Items from an interface collection:
⁂

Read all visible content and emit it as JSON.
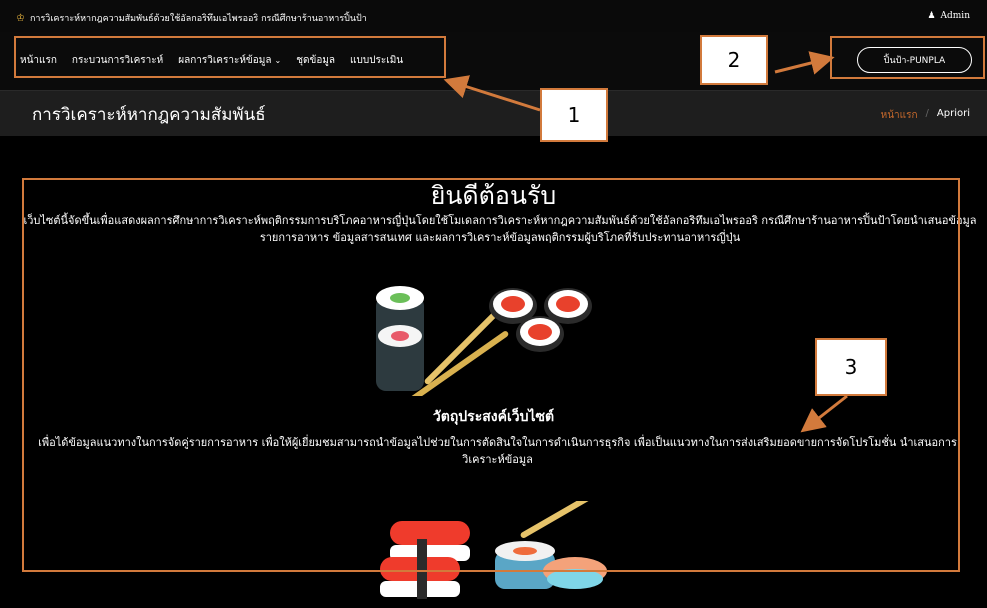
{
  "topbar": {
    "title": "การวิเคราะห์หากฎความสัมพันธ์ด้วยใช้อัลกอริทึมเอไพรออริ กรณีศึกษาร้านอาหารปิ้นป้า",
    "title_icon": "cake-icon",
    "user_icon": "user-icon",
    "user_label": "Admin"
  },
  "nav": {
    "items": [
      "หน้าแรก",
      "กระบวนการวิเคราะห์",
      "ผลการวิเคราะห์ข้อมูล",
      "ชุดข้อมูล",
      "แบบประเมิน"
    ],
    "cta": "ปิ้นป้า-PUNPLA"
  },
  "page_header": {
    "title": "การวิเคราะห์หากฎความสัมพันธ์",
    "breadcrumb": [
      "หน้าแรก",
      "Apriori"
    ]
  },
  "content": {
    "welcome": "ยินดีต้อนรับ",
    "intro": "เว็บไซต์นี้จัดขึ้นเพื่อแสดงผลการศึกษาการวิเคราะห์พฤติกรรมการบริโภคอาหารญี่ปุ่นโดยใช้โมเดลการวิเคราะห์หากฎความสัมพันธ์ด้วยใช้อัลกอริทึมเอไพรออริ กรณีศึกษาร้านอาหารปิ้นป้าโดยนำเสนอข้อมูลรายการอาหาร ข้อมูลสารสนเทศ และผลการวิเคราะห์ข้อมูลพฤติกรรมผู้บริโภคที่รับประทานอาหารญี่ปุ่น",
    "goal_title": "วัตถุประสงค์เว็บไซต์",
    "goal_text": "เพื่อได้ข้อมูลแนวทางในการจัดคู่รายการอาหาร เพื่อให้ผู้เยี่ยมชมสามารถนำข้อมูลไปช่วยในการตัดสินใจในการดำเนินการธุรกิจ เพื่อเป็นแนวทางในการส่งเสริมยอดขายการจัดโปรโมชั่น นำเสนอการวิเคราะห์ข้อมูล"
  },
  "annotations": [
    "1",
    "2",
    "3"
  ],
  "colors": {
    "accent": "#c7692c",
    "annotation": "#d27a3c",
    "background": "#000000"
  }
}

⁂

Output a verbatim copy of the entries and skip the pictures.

Read all visible content and emit it as JSON.
{
  "topbar": {
    "title": "การวิเคราะห์หากฎความสัมพันธ์ด้วยใช้อัลกอริทึมเอไพรออริ กรณีศึกษาร้านอาหารปิ้นป้า",
    "title_icon": "cake-icon",
    "user_icon": "user-icon",
    "user_label": "Admin"
  },
  "nav": {
    "items": [
      "หน้าแรก",
      "กระบวนการวิเคราะห์",
      "ผลการวิเคราะห์ข้อมูล",
      "ชุดข้อมูล",
      "แบบประเมิน"
    ],
    "cta": "ปิ้นป้า-PUNPLA"
  },
  "page_header": {
    "title": "การวิเคราะห์หากฎความสัมพันธ์",
    "breadcrumb": [
      "หน้าแรก",
      "Apriori"
    ]
  },
  "content": {
    "welcome": "ยินดีต้อนรับ",
    "intro": "เว็บไซต์นี้จัดขึ้นเพื่อแสดงผลการศึกษาการวิเคราะห์พฤติกรรมการบริโภคอาหารญี่ปุ่นโดยใช้โมเดลการวิเคราะห์หากฎความสัมพันธ์ด้วยใช้อัลกอริทึมเอไพรออริ กรณีศึกษาร้านอาหารปิ้นป้าโดยนำเสนอข้อมูลรายการอาหาร ข้อมูลสารสนเทศ และผลการวิเคราะห์ข้อมูลพฤติกรรมผู้บริโภคที่รับประทานอาหารญี่ปุ่น",
    "goal_title": "วัตถุประสงค์เว็บไซต์",
    "goal_text": "เพื่อได้ข้อมูลแนวทางในการจัดคู่รายการอาหาร เพื่อให้ผู้เยี่ยมชมสามารถนำข้อมูลไปช่วยในการตัดสินใจในการดำเนินการธุรกิจ เพื่อเป็นแนวทางในการส่งเสริมยอดขายการจัดโปรโมชั่น นำเสนอการวิเคราะห์ข้อมูล"
  },
  "annotations": [
    "1",
    "2",
    "3"
  ],
  "colors": {
    "accent": "#c7692c",
    "annotation": "#d27a3c",
    "background": "#000000"
  }
}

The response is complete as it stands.